Meet Laura L. Smith, author of the Status Updates Series (It’s Complicated , It’s Addicting , and It’s Over), and the False Reflections Series (Skinny, Hot, and Angry).
Laura L. Smith believes in God and true love. She believes if she bangs hard enough on the back of her wardrobe, she’ll get to Narnia someday. She believes eating chocolate is good for you. She believes part of her soul lives in France, part at the beach and the other part in Oxford, Ohio, because when she goes to those places she feels at home. Laura, her husband, and their four children live in Oxford, Ohio, home of Miami University.
Publicity intern Naomi Downing recently caught up with BHP author Laura L. Smith to talk about her inspiration for writing the life-changing novel Skinny and the crushing patterns for beauty that the world holds out to girls.
What first inspired you to become a writer?
I’ve longed to be a writer as long as I can remember. I was always immersed in a book as a kid, and wrote story upon story. English was my favorite class. But who becomes a writer? At least that’s what I thought. It wasn’t until I was married and pregnant that I decided to actually write. I’d majored in marketing in college, had a successful business career, and my husband and I were on a walk. He asked, “If you could be anything when you grow up, what would you be?” Up until that point, I’d never shared with anyone that I wanted to be a writer, but in that instant I told him. And being an amazing man, he answered, “then write.” And I haven’t stopped since. Is there one thing you really want readers to come away with after reading Skinny?
I hope readers realize that they aren’t supposed to fit into the stifling patterns the world dictates, that because they are created in the image of Christ they are beautiful, exactly how they were made by their Creator. What was the hardest part of writing this book?
I had a dear friend in high school, another dear friend in college, and a dear friend as an adult who all struggled with eating disorders. Watching them fight their battles, and feeling unqualified and ill- equipped to help them was painful. Writing Skinny was my way to share with them how amazing I think they all are, but it required truly diving into some of the raw memories of their struggles. What did you learn While writing about eating disorders?
What a lonely thing having an eating disorder is. Most people who suffer from disordered eating are struggling to find control in their lives. They feel the way they measure their food intake and calories burned is something they can control in perhaps a chaotic, or stressful life, but because they are seeking control, they typically do not want anyone else to help, won’t let anyone else into their struggles. Is there a character you related to most in Skinny?
I build a little bit of myself into all of my characters. Although in many ways I’m different than the main character, Melissa, there are several ways she is like me. I was on the dance team at my high school, so I used those experiences to build some scenes for Melissa’s life. I love the Beatles, chocolate-chip pancakes and fondue and made them some of Melissa’s favorites too. I also tend to be the quieter one in a group. Do you have any more thoughts you’d like to share on this subject?

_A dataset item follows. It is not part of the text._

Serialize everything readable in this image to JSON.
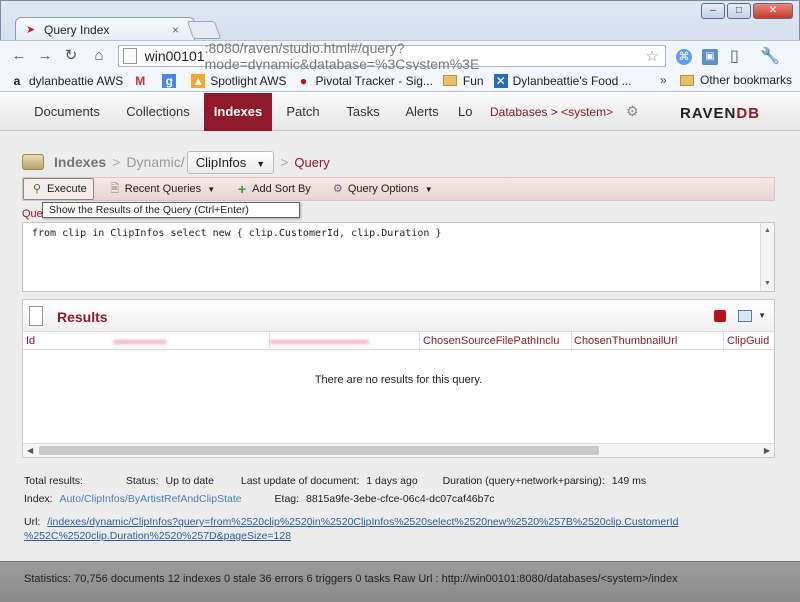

Eating disorders are real. Over 20 million women and 10 million men in the United States suffer from eating disorders. 81% of ten year olds are afraid of being fat. The health consequences to eating disorders are multiple, dangerous, and can even be deadly. If you or anyone you care about shows signs of an eating disorder seek help. Two great places to start are www.neda.org the National Eating Disorder Association and www.findingbalance.com a Christian resource, website and community to help develop positive body image.